In his first speech, the 70-year-old Sharif said he intended to refashion Pakistan as a “paradise” for investments, while also announcing an increase in the minimum wage.
Sharif’s path ahead is not easy, Iqbal Singh Sevea, the director of the Institute of South Asian Studies at the National University of Singapore, told CNBC.
“He has inherited an economy rattled by a current account deficit and inflation. He will need to increase the state’s capacity to accrue revenue through taxation and increase in investment, especially in the export sector,” said the associate professor.
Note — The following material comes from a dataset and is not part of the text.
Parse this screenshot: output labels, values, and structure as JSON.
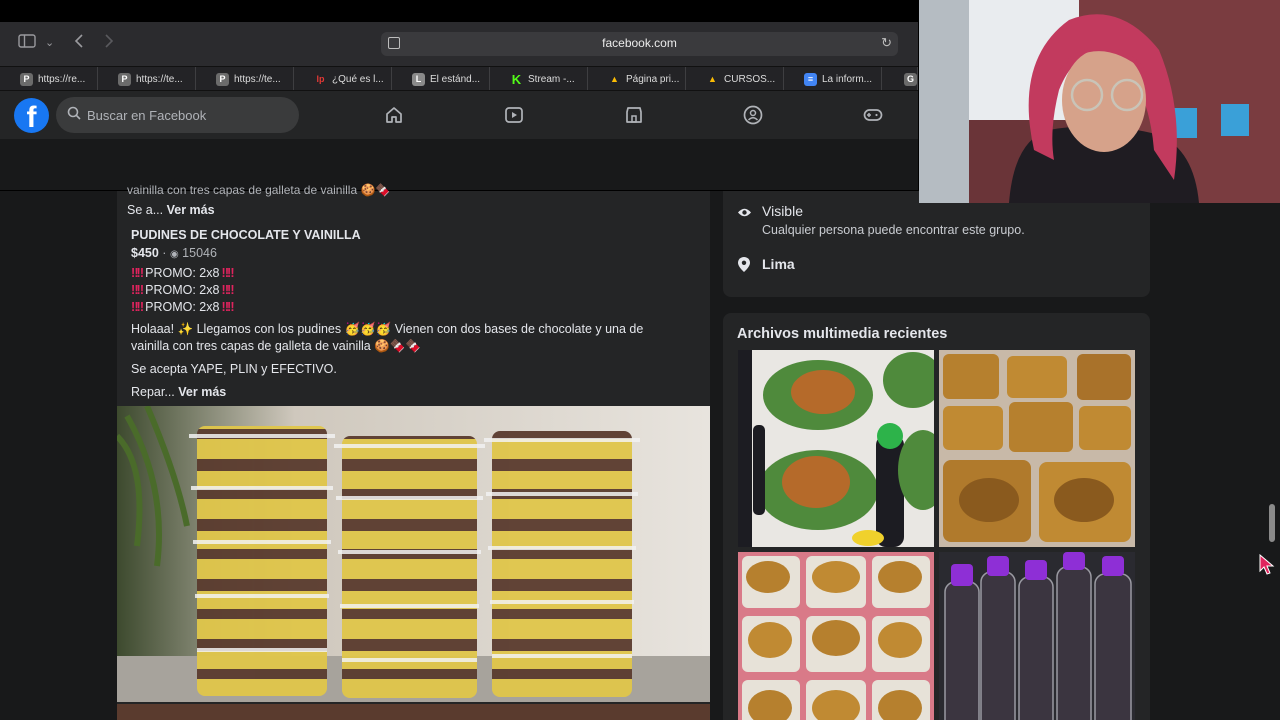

Pakistan is on its 23rd bailout from the IMF. The country’s economy is under pressure from rising inflation, at over 10% this year, amid spiraling prices of crude oil and other commodities after the war in Ukraine.
“Under his watch, Pakistan is likely to negotiate another loan with the IMF and will need to commit to structural reforms and generate more tax revenue,” Sevea said. “The task is all the more difficult given that he will need to do this without seeming to be cutting subsidies and going against welfare policies.”
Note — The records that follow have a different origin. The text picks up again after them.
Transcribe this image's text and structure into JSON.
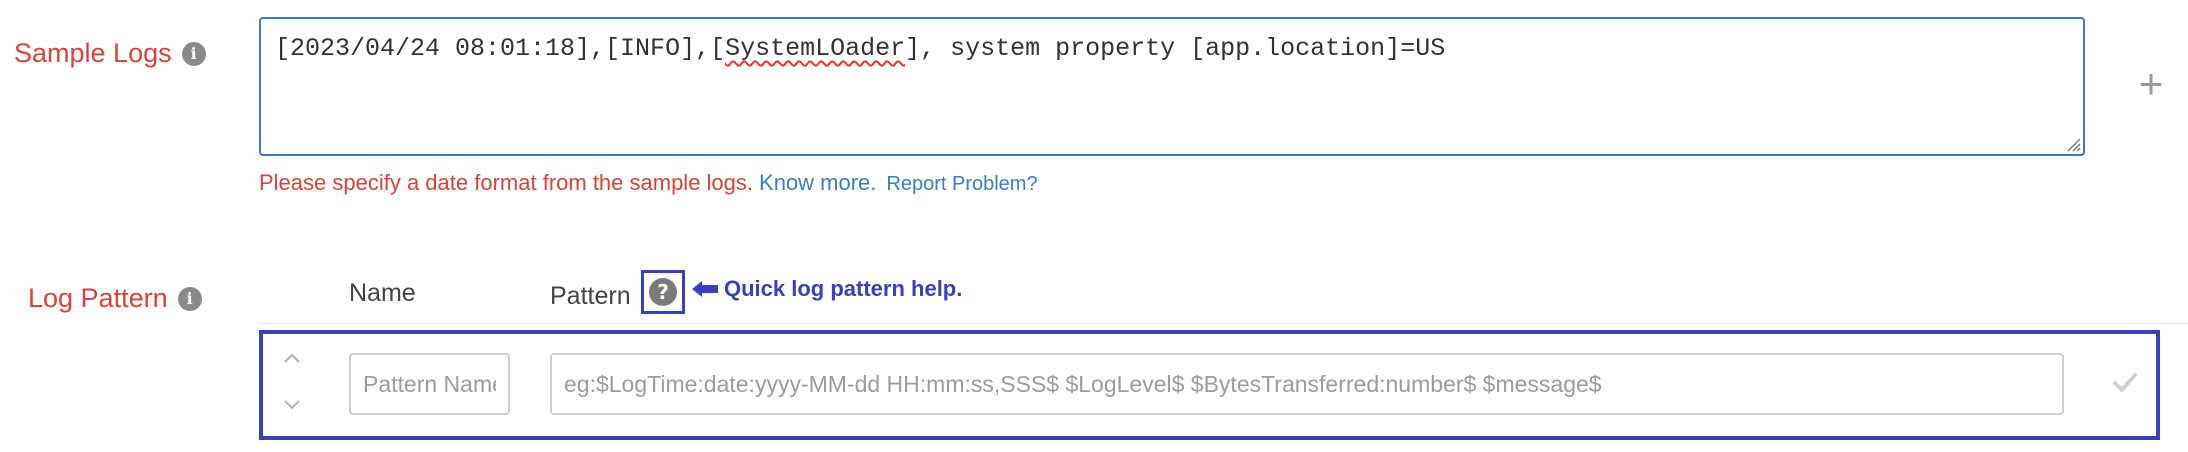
{
  "sample_logs": {
    "label": "Sample Logs",
    "info_icon": "info-icon",
    "value_prefix": "[2023/04/24 08:01:18],[INFO],[",
    "value_typo": "SystemLOader",
    "value_suffix": "], system property [app.location]=US",
    "add_icon": "plus-icon"
  },
  "error": {
    "message": "Please specify a date format from the sample logs.",
    "know_more": "Know more.",
    "report_problem": "Report Problem?"
  },
  "log_pattern": {
    "label": "Log Pattern",
    "info_icon": "info-icon",
    "columns": {
      "name": "Name",
      "pattern": "Pattern"
    },
    "help_icon_glyph": "?",
    "help_callout": "Quick log pattern help.",
    "row": {
      "name_placeholder": "Pattern Name",
      "pattern_placeholder": "eg:$LogTime:date:yyyy-MM-dd HH:mm:ss,SSS$ $LogLevel$ $BytesTransferred:number$ $message$"
    }
  },
  "colors": {
    "error": "#d9433b",
    "link": "#3b7dc4",
    "annotation": "#3a3fbf",
    "focus_border": "#3f78c2"
  }
}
Sharif is a known figure internationally, according to James Schwemlein, a senior director at the Washington-based Albright Stonebridge Group, who pointed to his reputation as a capable administrator.
“Shehbaz Sharif ran Pakistan’s largest province, Punjab. He did so largely developing a very positive effect with business. He was responsible for significant infrastructure investment. He’s well known to all of the international interlocutors — whether they be American or Chinese,” he said.
India: Improved relations?
India, in particular, will be paying attention to the new administration.
The way events unfolded in Pakistan is likely to provide an opening for New Delhi to improve relations with its neighbor, former Indian foreign secretary Shashank told CNBC.
Pakistan’s “affirmation of democracy” would provide an “opening to move forward with bilateral relations,” he said.
“But the test will be signals from the Sharif government and its all-powerful army,” Shashank added. “The Pakistan army is desperately keen to build relations with the U.S.,” he said.
The key priority for the new government would be to fix ties with Washington, analysts said.
Khan had used his oft-repeated allegation of a U.S. plot to oust him from power to block the no-confidence vote against his government. He claimed the U.S. was upset by a perception that Pakistan under him had moved closer to Russia and China.
Khan had departed from the traditional pro-U.S. establishment position to pursue a markedly different foreign policy, and embraced China’s Belt and Road projects, Schwemlein told CNBC’s Asia Squawk Box.
Calling his antagonism to the U.S. “dangerous” for Pakistan, he told CNBC on Monday: “The dream for Pakistan is that they can export to China. The reality for Pakistan is that they export to the U.S. and Europe.”
Pakistan’s economic fortune has been largely tied to maintaining positive relations with the West but Khan “acted against that,“ Schwemlein said.
It is likely that the new Sharif government will align itself more closely to the U.S.
Pakistan had cultivated ties with both the U.S. and China as a way to overcome its security dilemma and maintain its balance of power with India, according to Shibani Mehta, a research analyst at Carnegie India.
“Because of its history with the U.S. and China, Pakistan needs them more than they need it,” Mehta said. “The United States showed little appetite for embroiling itself in regional disputes. China’s motivations are primarily anchored in a shared wariness toward and history of war with India; and commercial interests in Pakistan,” she said.
“A change in Pakistan’s relationship with either or both will depend on the strategic objectives of Washington and Beijing,” she added.
But Sevea pointed out that no matter who comes to power, it was the army which would continue to have an important say in Pakistan’s foreign policy.
“Given the concerns within the army over Imran Khan’s criticisms of Pakistan’s relations with the U.S. and the army chief’s assertion of the importance of the relationship with the U.S., it is likely that Sharif will attempt to return to a balancing of the two,” he said.